02 May 2017
Director Raoul Peck filmed I am Not Your Negro. This documentary signified James Baldwin’s focus on racial justice providing viewers with Baldwin’s theory on racism, and also the racial activisms perpetrated by Malcolm X, Martin Luther King Jr., and Medgar Evan, who were all killed for going against racial oppression. The documentary first gives viewers a summation of Baldwin’s life in which he was mentored by a white teacher and was exposed to real life oppression through literature. He then moved to France to escape the racial injustice but returned back to the US to fight against oppression through words. In relations to race, Baldwin explains that Malcolm X’s activism included a separate nation, while Martin Luther King Jr.’s activism included a nation among whites and blacks. Also, Medgar Evan’s was a civil rights activist who joined the National Association for the Advancement of Colored People and fought for black individuals against the white institution. Significantly, Baldwin believed in a “brotherhood” of all Americans in which both blacks and whites would identify their core morals and leave their differences aside to integrate a society.
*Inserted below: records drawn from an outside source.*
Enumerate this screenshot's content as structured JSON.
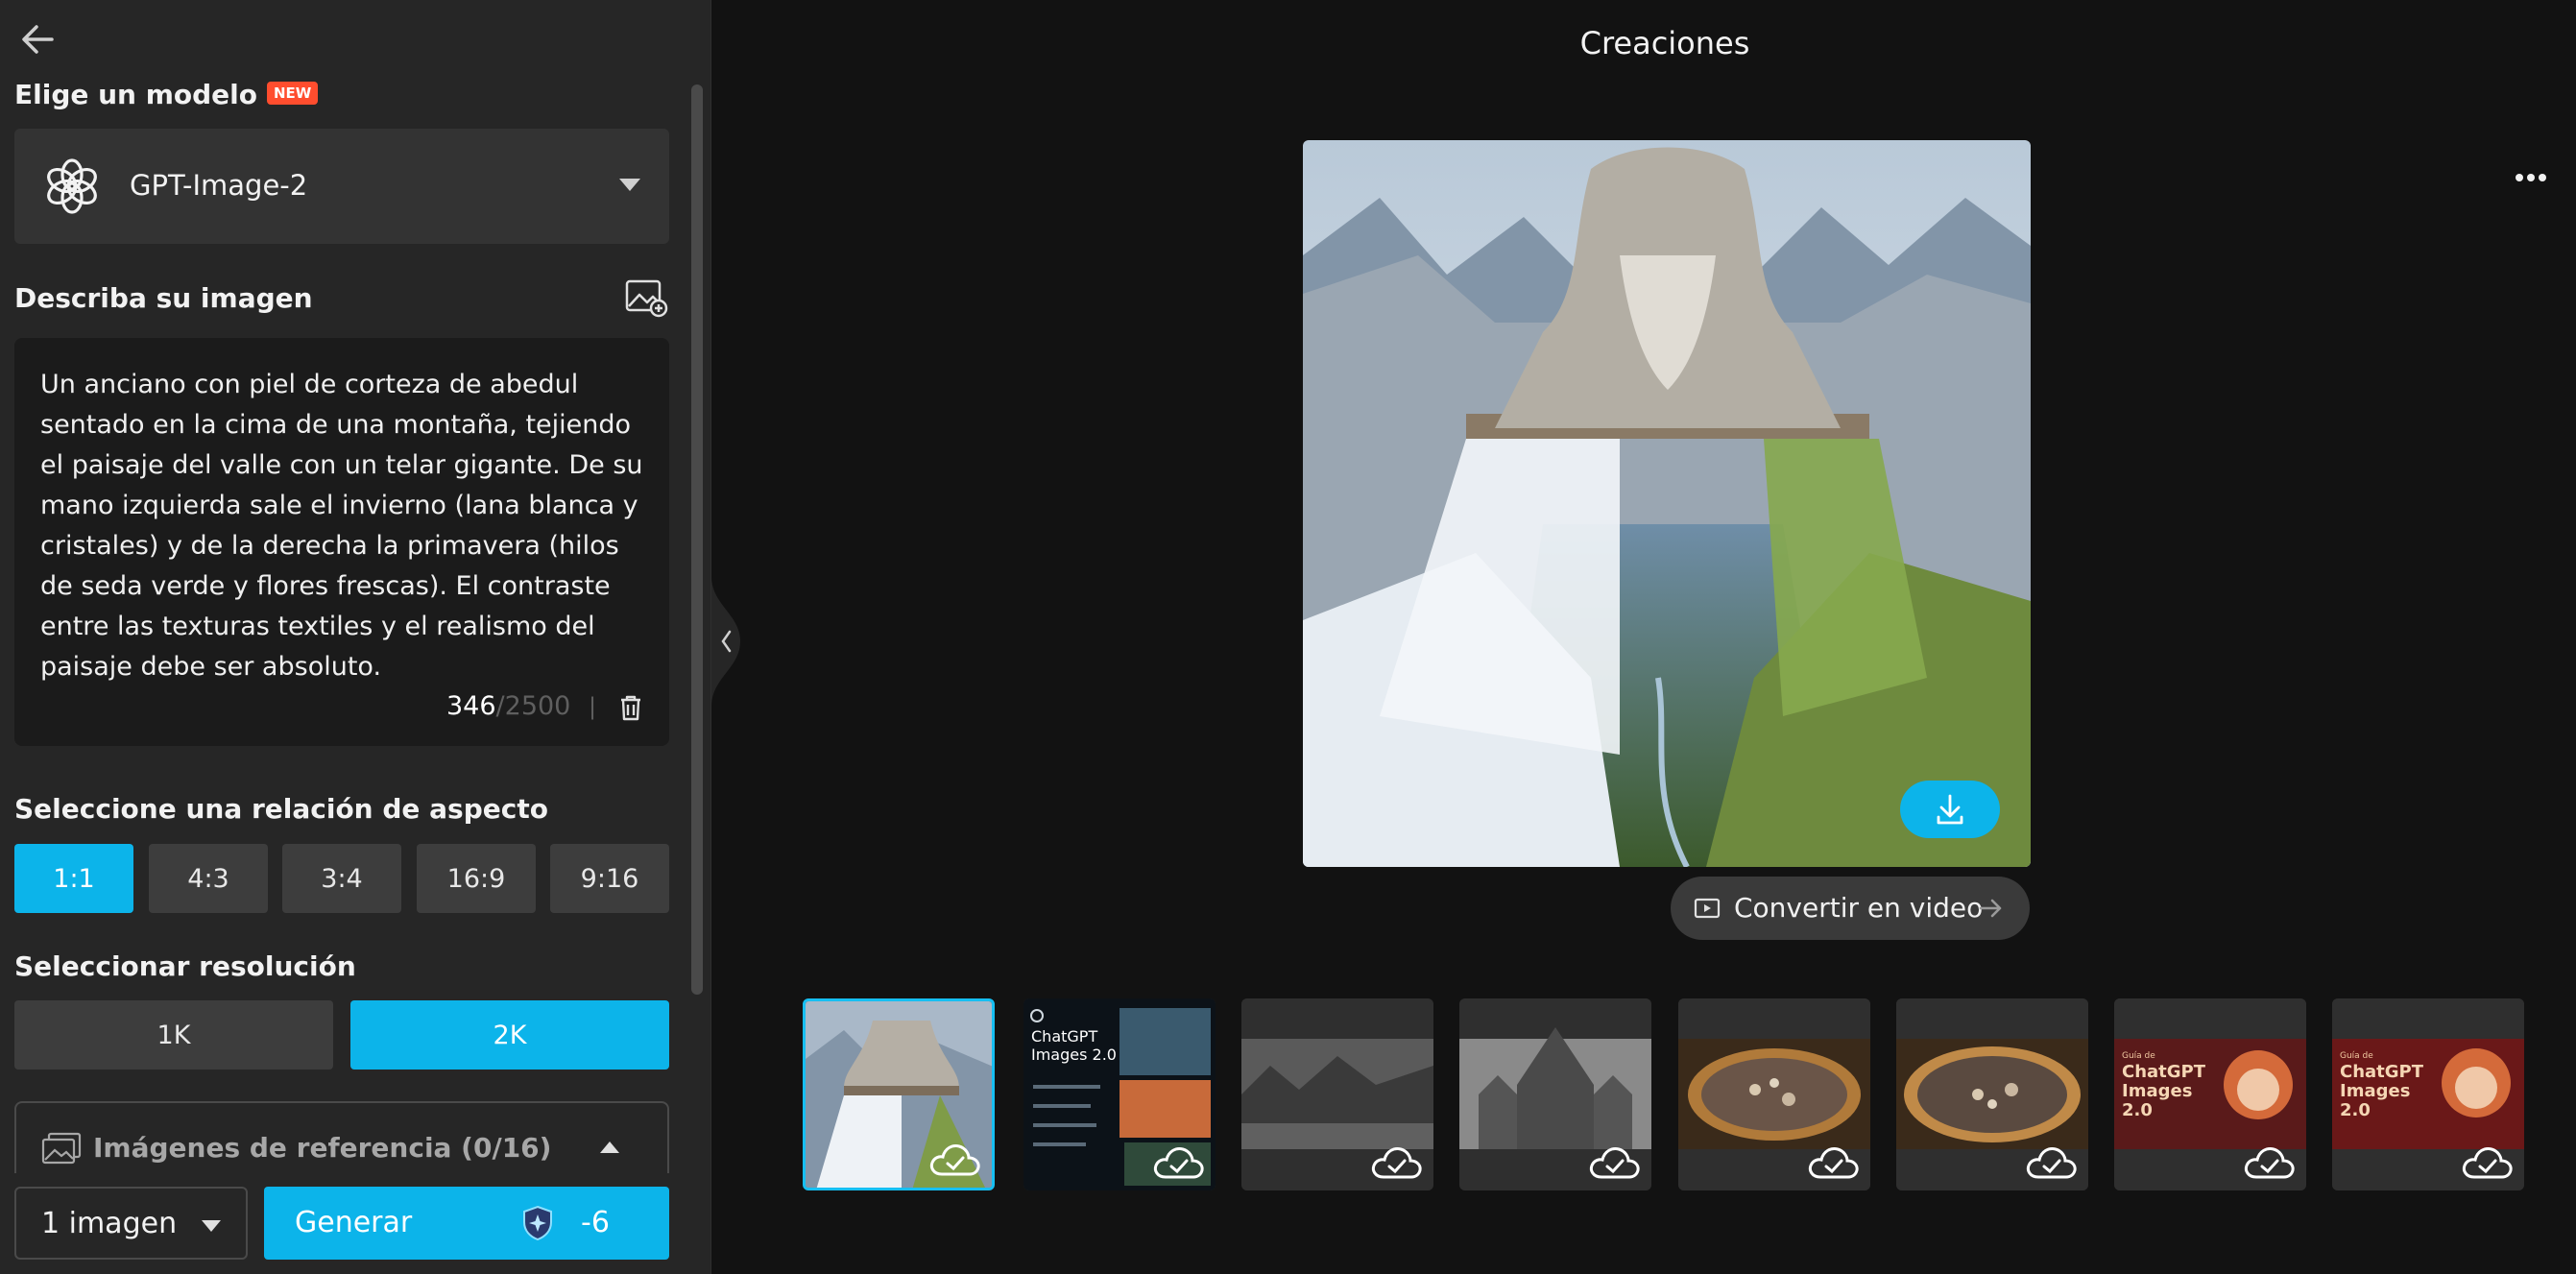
{
  "sidebar": {
    "model_section_title": "Elige un modelo",
    "new_badge": "NEW",
    "model_name": "GPT-Image-2",
    "prompt_section_title": "Describa su imagen",
    "prompt_text": "Un anciano con piel de corteza de abedul sentado en la cima de una montaña, tejiendo el paisaje del valle con un telar gigante. De su mano izquierda sale el invierno (lana blanca y cristales) y de la derecha la primavera (hilos de seda verde y flores frescas). El contraste entre las texturas textiles y el realismo del paisaje debe ser absoluto.",
    "char_used": "346",
    "char_max": "/2500",
    "char_separator": "|",
    "aspect_title": "Seleccione una relación de aspecto",
    "aspect_options": [
      "1:1",
      "4:3",
      "3:4",
      "16:9",
      "9:16"
    ],
    "aspect_selected": "1:1",
    "resolution_title": "Seleccionar resolución",
    "resolution_options": [
      "1K",
      "2K"
    ],
    "resolution_selected": "2K",
    "reference_label": "Imágenes de referencia (0/16)",
    "image_count": "1 imagen",
    "generate_label": "Generar",
    "credit_cost": "-6"
  },
  "main": {
    "title": "Creaciones",
    "convert_label": "Convertir en video",
    "thumbnails": [
      {
        "name": "ice-loom-elder",
        "selected": true
      },
      {
        "name": "chatgpt-images-2-banner",
        "selected": false,
        "text_lines": [
          "ChatGPT",
          "Images 2.0"
        ]
      },
      {
        "name": "dark-forest-castle",
        "selected": false
      },
      {
        "name": "gothic-cathedral",
        "selected": false
      },
      {
        "name": "jeweled-bowl-1",
        "selected": false
      },
      {
        "name": "jeweled-bowl-2",
        "selected": false
      },
      {
        "name": "chatgpt-guide-headphones-1",
        "selected": false,
        "text_lines": [
          "Guía de",
          "ChatGPT",
          "Images",
          "2.0"
        ]
      },
      {
        "name": "chatgpt-guide-headphones-2",
        "selected": false,
        "text_lines": [
          "Guía de",
          "ChatGPT",
          "Images",
          "2.0"
        ]
      }
    ]
  },
  "colors": {
    "accent": "#0cb4ea",
    "panel_bg": "#262626",
    "main_bg": "#121212",
    "badge": "#ff4d2e"
  }
}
Except for Baldwin, I knew these black figureheads who fought against racial oppression. I studied the historical contexts in which I believe are justifiable to their forms of activism. On the contrary, I did not understand Baldwin’s activism under the guise of both races having to put their differences aside when the white race was what perpetrated racism. I think that Baldwin was trying to have both parties develop peace by setting the concept that both races admit into their flaws and compromise so that there is no one to be held accountable. Thus, I disagree with Baldwin’s sayings because the notion of setting aside their differences is ridiculous when the white race frequently uses its privilege to oppress colored individuals.